“The city can’t just be passive on this,” said Alyssa Muto, director of the city’s Sustainability and Mobility Department.
Officials said adding several hundred new charging stations on public property in every city neighborhood will help make electric vehicles feasible for people who can’t charge a vehicle at home.
Officials also said they chose to have one citywide contract instead of allowing multiple vendors to install charging stations because having multiple vendors could prompt each to “cherry-pick” prime locations.
Having multiple vendors also would slow the process and force the city to manage multiple contracts, they said.
The plan was endorsed by the City Council’s Active Transportation and Infrastructure Committee, and the city has issued a request for proposals seeking a vendor to install the new chargers.
Because the vendor essentially will have a monopoly on charging stations on city property, officials have added a requirement that any proposed rate increases for use of the chargers be submitted to the city for approval in advance.
But city officials say their power will be somewhat limited regarding rates, noting they will be required to be “reasonable” when reviewing them.

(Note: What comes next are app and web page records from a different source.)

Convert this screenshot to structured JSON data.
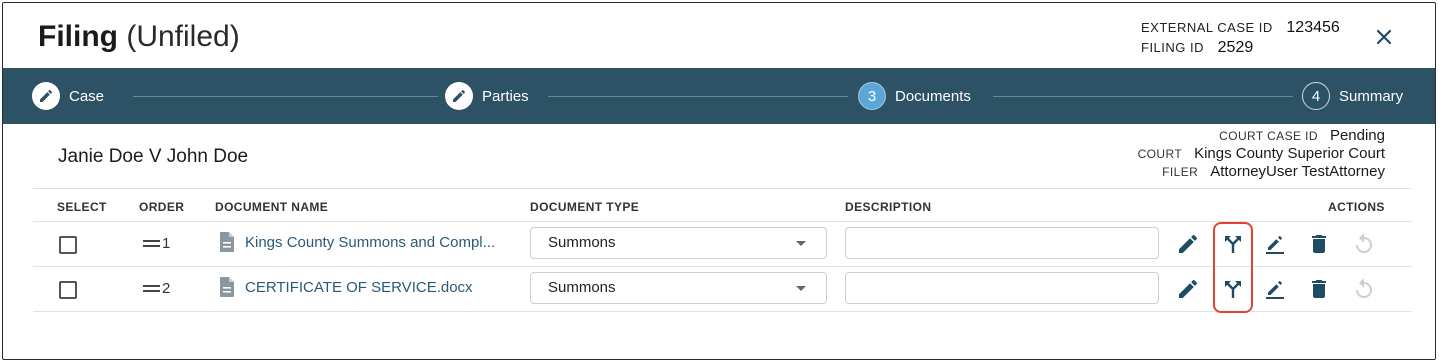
{
  "header": {
    "title": "Filing",
    "subtitle": "(Unfiled)",
    "external_case_id_label": "EXTERNAL CASE ID",
    "external_case_id": "123456",
    "filing_id_label": "FILING ID",
    "filing_id": "2529"
  },
  "stepper": {
    "steps": [
      {
        "label": "Case",
        "marker": "",
        "state": "done"
      },
      {
        "label": "Parties",
        "marker": "",
        "state": "done"
      },
      {
        "label": "Documents",
        "marker": "3",
        "state": "active"
      },
      {
        "label": "Summary",
        "marker": "4",
        "state": "todo"
      }
    ]
  },
  "case": {
    "name": "Janie Doe V John Doe",
    "court_case_id_label": "COURT CASE ID",
    "court_case_id": "Pending",
    "court_label": "COURT",
    "court": "Kings County Superior Court",
    "filer_label": "FILER",
    "filer": "AttorneyUser TestAttorney"
  },
  "table": {
    "headers": {
      "select": "SELECT",
      "order": "ORDER",
      "document_name": "DOCUMENT NAME",
      "document_type": "DOCUMENT TYPE",
      "description": "DESCRIPTION",
      "actions": "ACTIONS"
    },
    "rows": [
      {
        "order": "1",
        "name": "Kings County Summons and Compl...",
        "type": "Summons",
        "description": ""
      },
      {
        "order": "2",
        "name": "CERTIFICATE OF SERVICE.docx",
        "type": "Summons",
        "description": ""
      }
    ]
  },
  "icons": {
    "close": "close-icon",
    "step_done": "pencil-icon",
    "document": "document-icon",
    "edit": "pencil-icon",
    "split": "split-icon",
    "sign": "signature-icon",
    "delete": "trash-icon",
    "undo": "undo-icon"
  },
  "colors": {
    "stepper_bg": "#2d5266",
    "active_step": "#5aa7d8",
    "link": "#2a5a78",
    "highlight": "#e0442f",
    "icon_dark": "#1f4b63"
  }
}
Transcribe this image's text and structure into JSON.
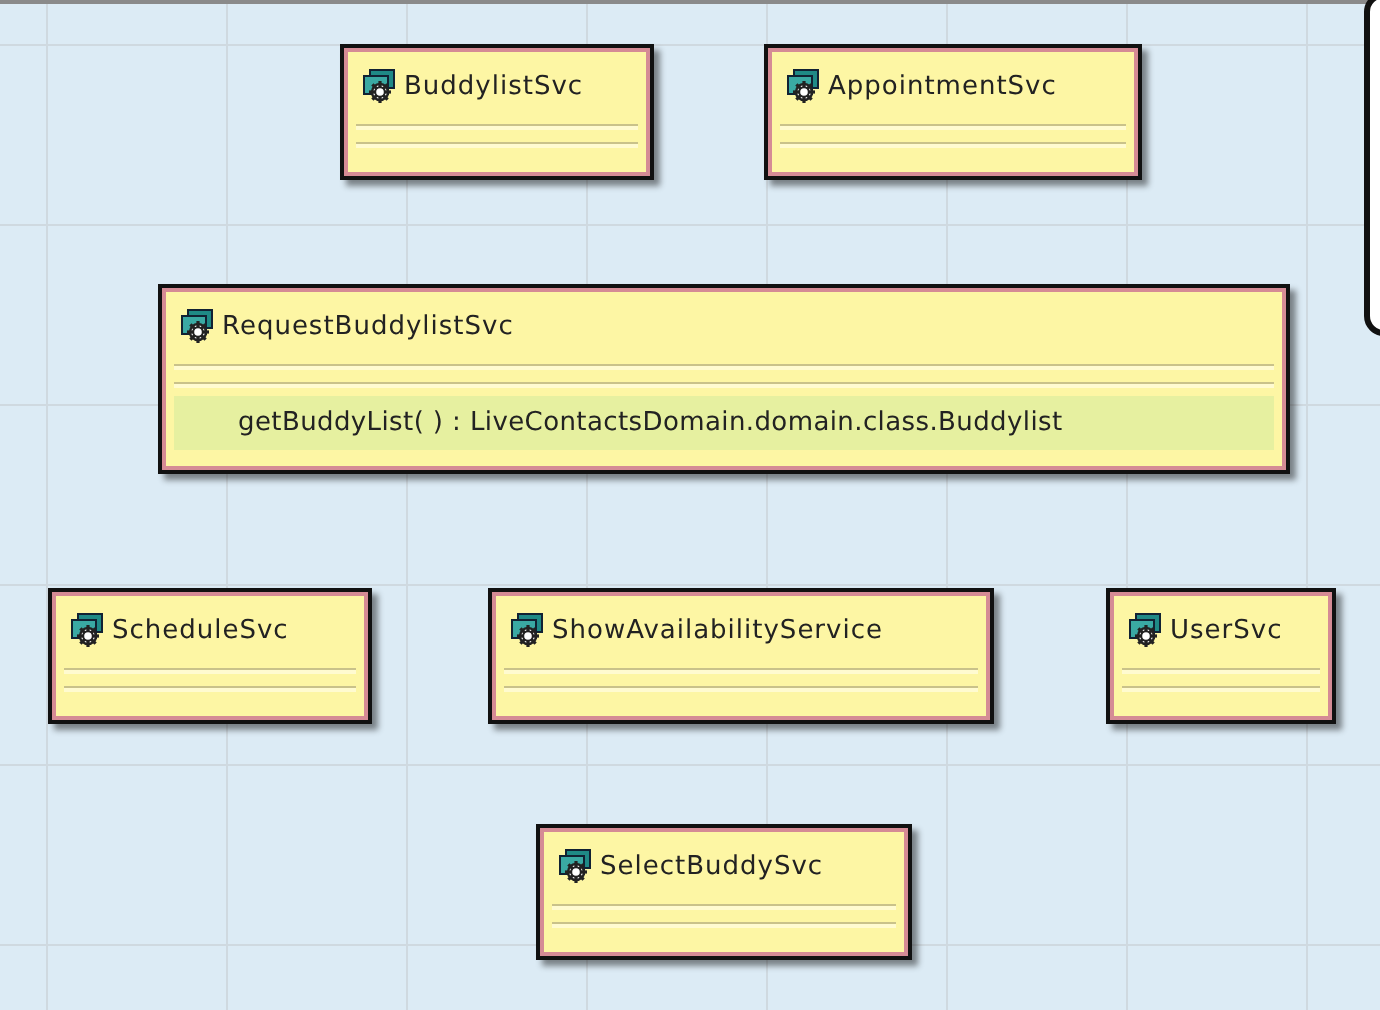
{
  "diagram": {
    "classes": [
      {
        "name": "BuddylistSvc"
      },
      {
        "name": "AppointmentSvc"
      },
      {
        "name": "RequestBuddylistSvc",
        "operations": [
          "getBuddyList( ) : LiveContactsDomain.domain.class.Buddylist"
        ]
      },
      {
        "name": "ScheduleSvc"
      },
      {
        "name": "ShowAvailabilityService"
      },
      {
        "name": "UserSvc"
      },
      {
        "name": "SelectBuddySvc"
      }
    ]
  }
}
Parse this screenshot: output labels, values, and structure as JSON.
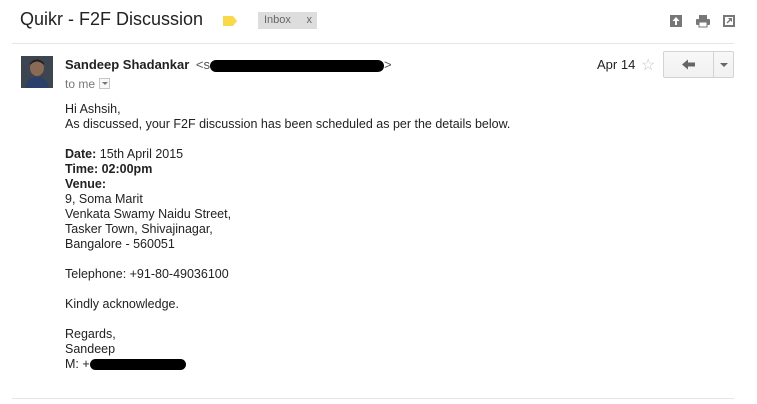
{
  "email": {
    "subject": "Quikr - F2F Discussion",
    "label_chip": "Inbox",
    "label_chip_close": "x",
    "label_color": "#f9d84c",
    "sender_name": "Sandeep Shadankar",
    "sender_email_open": "<s",
    "sender_email_close": ">",
    "to_label": "to me",
    "date": "Apr 14",
    "star": "☆"
  },
  "body": {
    "greeting": "Hi Ashsih,",
    "intro": "As discussed, your F2F discussion has been scheduled as per the details below.",
    "date_label": "Date:",
    "date_value": " 15th April 2015",
    "time_label": "Time: 02:00pm",
    "venue_label": "Venue:",
    "address": [
      "9, Soma Marit",
      "Venkata Swamy Naidu Street,",
      "Tasker Town, Shivajinagar,",
      "Bangalore - 560051"
    ],
    "telephone": "Telephone: +91-80-49036100",
    "ack": "Kindly acknowledge.",
    "regards": "Regards,",
    "signature": "Sandeep",
    "mobile_prefix": "M: +"
  },
  "icons": {
    "archive": "archive-icon",
    "print": "print-icon",
    "new_window": "new-window-icon",
    "reply": "reply-icon",
    "more": "chevron-down-icon"
  }
}
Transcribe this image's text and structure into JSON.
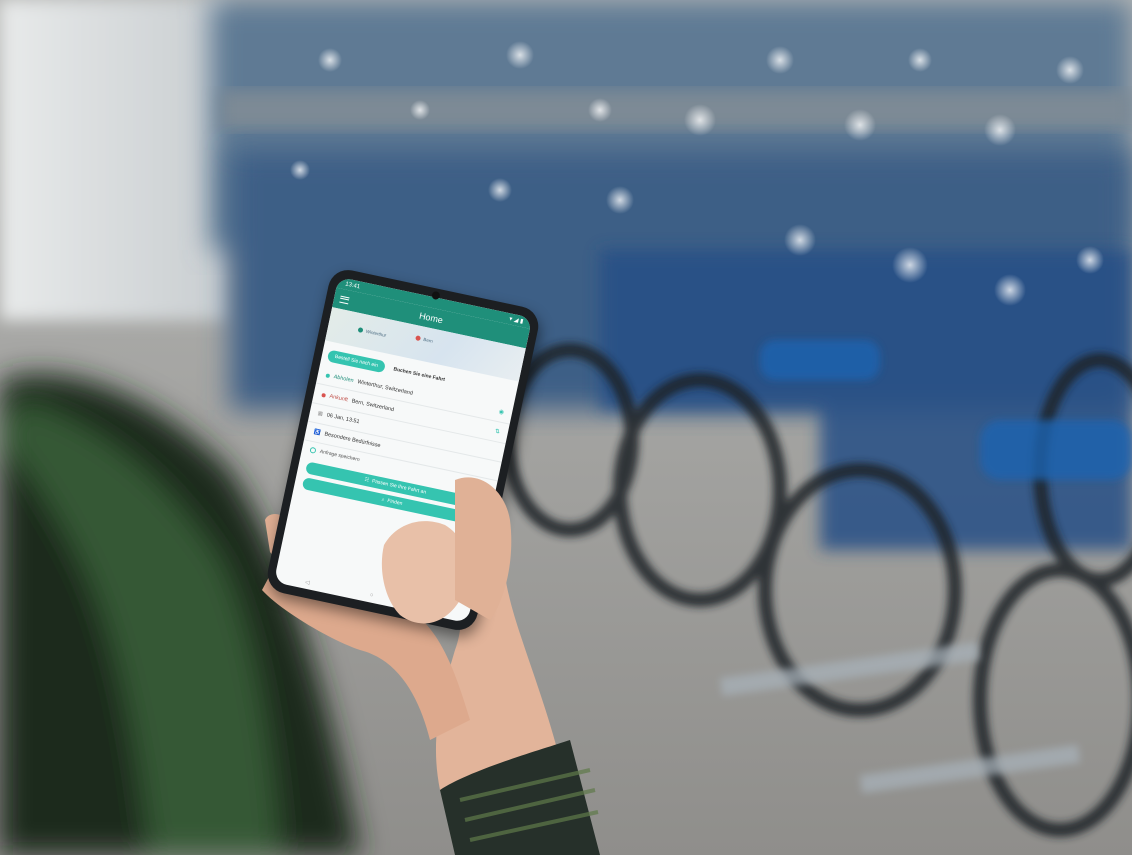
{
  "app": {
    "status_time": "13:41",
    "status_icons": "▾ ◢ ▮",
    "title": "Home",
    "map_labels": [
      "Winterthur",
      "Bern"
    ],
    "tabs": {
      "active": "Bestell Sie nach ein",
      "other": "Buchen Sie eine Fahrt"
    },
    "fields": [
      {
        "label": "Abholen",
        "value": "Winterthur, Switzerland",
        "dot": "teal"
      },
      {
        "label": "Ankunft",
        "value": "Bern, Switzerland",
        "dot": "red"
      },
      {
        "label": "",
        "value": "06 Jan, 13:51",
        "dot": "none"
      },
      {
        "label": "",
        "value": "Besondere Bedürfnisse",
        "dot": "none"
      }
    ],
    "checkbox_label": "Anfrage speichern",
    "buttons": {
      "passes": "Passen Sie Ihre Fahrt an",
      "search": "Finden"
    },
    "nav": [
      "◁",
      "○",
      "▢"
    ]
  },
  "colors": {
    "accent": "#35c4b0",
    "header": "#1f8f7a"
  }
}
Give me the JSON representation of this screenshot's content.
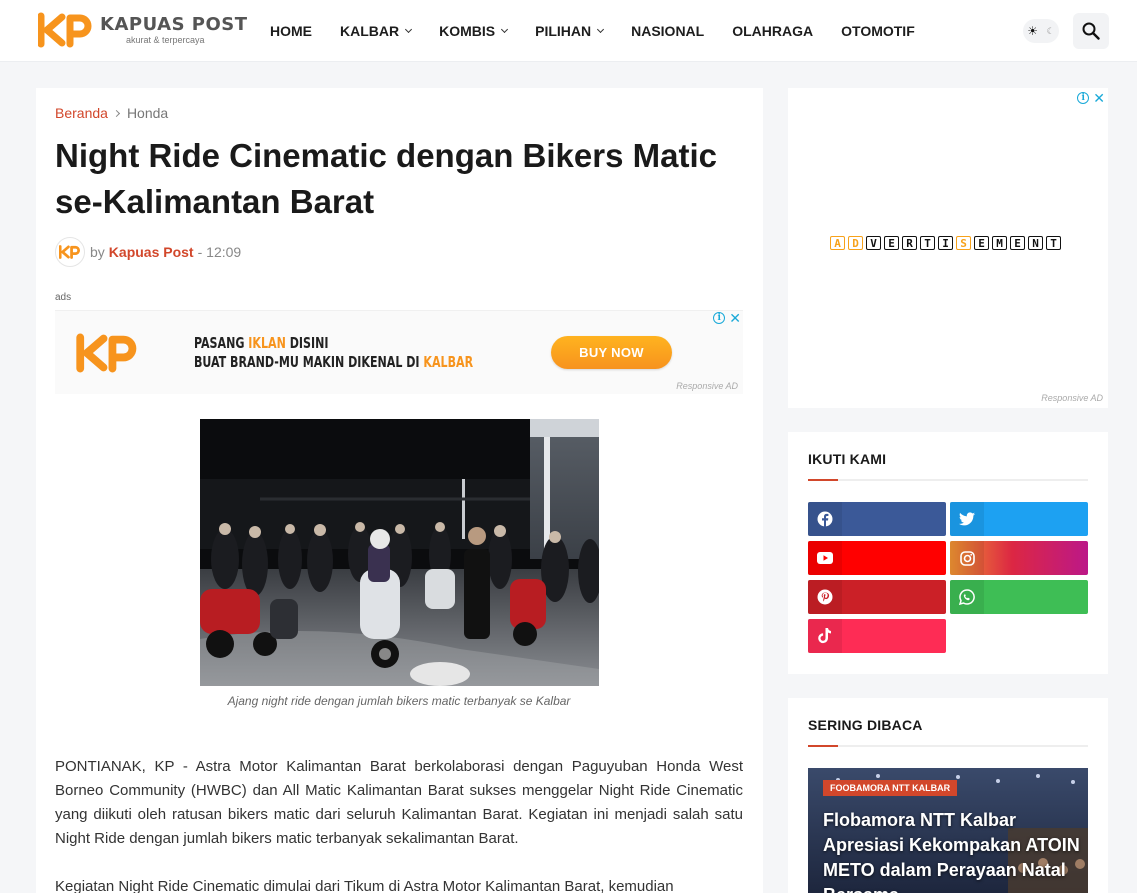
{
  "site": {
    "logo_letters": "KP",
    "name": "KAPUAS POST",
    "tagline": "akurat & terpercaya"
  },
  "nav": [
    {
      "label": "HOME",
      "dropdown": false
    },
    {
      "label": "KALBAR",
      "dropdown": true
    },
    {
      "label": "KOMBIS",
      "dropdown": true
    },
    {
      "label": "PILIHAN",
      "dropdown": true
    },
    {
      "label": "NASIONAL",
      "dropdown": false
    },
    {
      "label": "OLAHRAGA",
      "dropdown": false
    },
    {
      "label": "OTOMOTIF",
      "dropdown": false
    }
  ],
  "breadcrumb": {
    "home": "Beranda",
    "current": "Honda"
  },
  "article": {
    "title": "Night Ride Cinematic dengan Bikers Matic se-Kalimantan Barat",
    "by": "by",
    "author": "Kapuas Post",
    "time": "- 12:09",
    "ads_label": "ads",
    "caption": "Ajang night ride dengan jumlah bikers matic terbanyak se Kalbar",
    "paragraph1": "PONTIANAK, KP - Astra Motor Kalimantan Barat berkolaborasi dengan Paguyuban Honda West Borneo Community (HWBC) dan All Matic Kalimantan Barat sukses menggelar Night Ride Cinematic yang diikuti oleh ratusan bikers matic dari seluruh Kalimantan Barat. Kegiatan ini menjadi salah satu Night Ride dengan jumlah bikers matic terbanyak sekalimantan Barat.",
    "paragraph2": "Kegiatan Night Ride Cinematic dimulai dari Tikum di Astra Motor Kalimantan Barat, kemudian"
  },
  "ad_banner": {
    "line1_a": "PASANG ",
    "line1_hl": "IKLAN",
    "line1_b": " DISINI",
    "line2_a": "BUAT BRAND-MU MAKIN DIKENAL DI ",
    "line2_hl": "KALBAR",
    "cta": "BUY NOW",
    "responsive": "Responsive AD"
  },
  "sidebar_ad": {
    "word": [
      "A",
      "D",
      "V",
      "E",
      "R",
      "T",
      "I",
      "S",
      "E",
      "M",
      "E",
      "N",
      "T"
    ],
    "responsive": "Responsive AD"
  },
  "follow": {
    "title": "IKUTI KAMI",
    "networks": [
      {
        "name": "facebook",
        "color": "#3b5998"
      },
      {
        "name": "twitter",
        "color": "#1da1f2"
      },
      {
        "name": "youtube",
        "color": "#ff0000"
      },
      {
        "name": "instagram",
        "color": "#c13584"
      },
      {
        "name": "pinterest",
        "color": "#cb2027"
      },
      {
        "name": "whatsapp",
        "color": "#3ebe55"
      },
      {
        "name": "tiktok",
        "color": "#fe2c55"
      }
    ]
  },
  "popular": {
    "title": "SERING DIBACA",
    "tag": "FOOBAMORA NTT KALBAR",
    "headline": "Flobamora NTT Kalbar Apresiasi Kekompakan ATOIN METO dalam Perayaan Natal Bersama"
  },
  "colors": {
    "accent": "#d2472b",
    "logo_orange": "#f7941d",
    "info_blue": "#19a9d8"
  }
}
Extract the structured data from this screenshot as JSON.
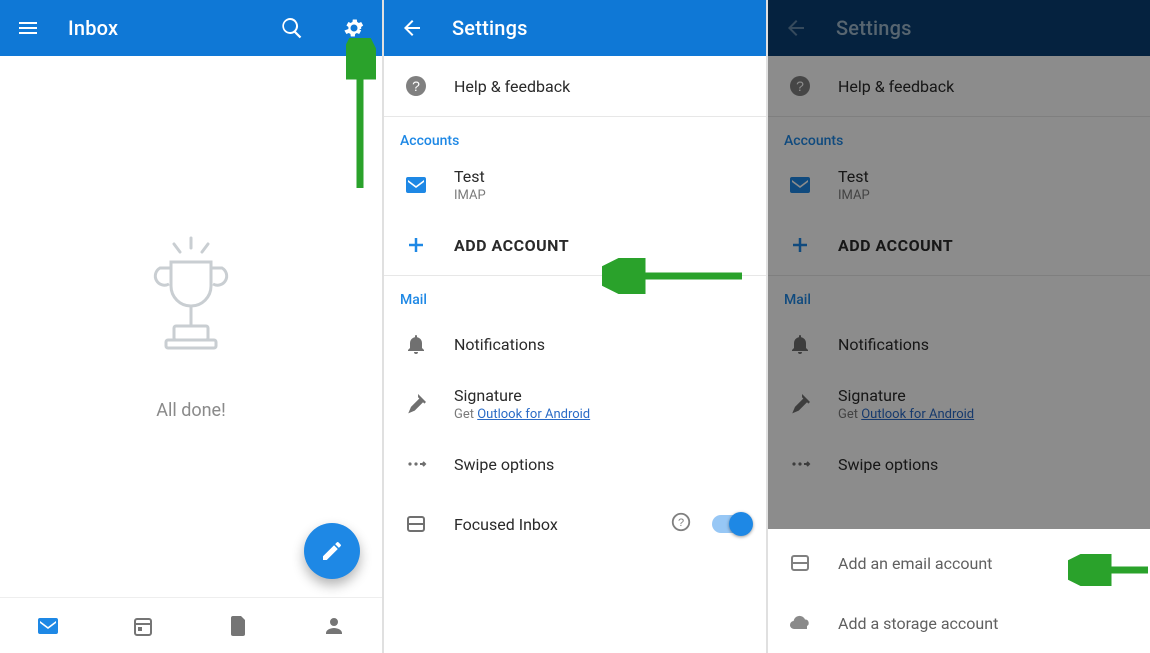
{
  "colors": {
    "blue": "#0f78d6",
    "blue_dark": "#0a3f73",
    "accent": "#1e88e5",
    "arrow": "#2aa22b"
  },
  "panel1": {
    "title": "Inbox",
    "empty_text": "All done!"
  },
  "panel2": {
    "title": "Settings",
    "help_label": "Help & feedback",
    "accounts_section": "Accounts",
    "account_name": "Test",
    "account_type": "IMAP",
    "add_account_label": "ADD ACCOUNT",
    "mail_section": "Mail",
    "notifications_label": "Notifications",
    "signature_label": "Signature",
    "signature_prefix": "Get ",
    "signature_link": "Outlook for Android",
    "swipe_label": "Swipe options",
    "focused_label": "Focused Inbox"
  },
  "panel3": {
    "title": "Settings",
    "help_label": "Help & feedback",
    "accounts_section": "Accounts",
    "account_name": "Test",
    "account_type": "IMAP",
    "add_account_label": "ADD ACCOUNT",
    "mail_section": "Mail",
    "notifications_label": "Notifications",
    "signature_label": "Signature",
    "signature_prefix": "Get ",
    "signature_link": "Outlook for Android",
    "swipe_label": "Swipe options",
    "sheet_add_email": "Add an email account",
    "sheet_add_storage": "Add a storage account"
  }
}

In addition, the vendor chosen through the request for proposals might negotiate the city’s authority over rate hikes.
The vendor will be required to submit for approval specific plans to install chargers at each site and will be allowed to decide site by site whether to use solar power or connect to the local power grid.
The vendor will have a 10-year exclusive contract to finance, install, own and operate all the charging stations. In exchange, it will pay the city fees and share revenue.
The city plans to buy all the charging stations when the contract ends for discounted prices based on depreciation. Officials say they expect it will cost about $60 million.
Officials said owning the infrastructure will give the city leverage in whatever successor contract makes sense based on any new perspectives on vehicle charging at the time because of technological advances and a better understanding of people’s habits.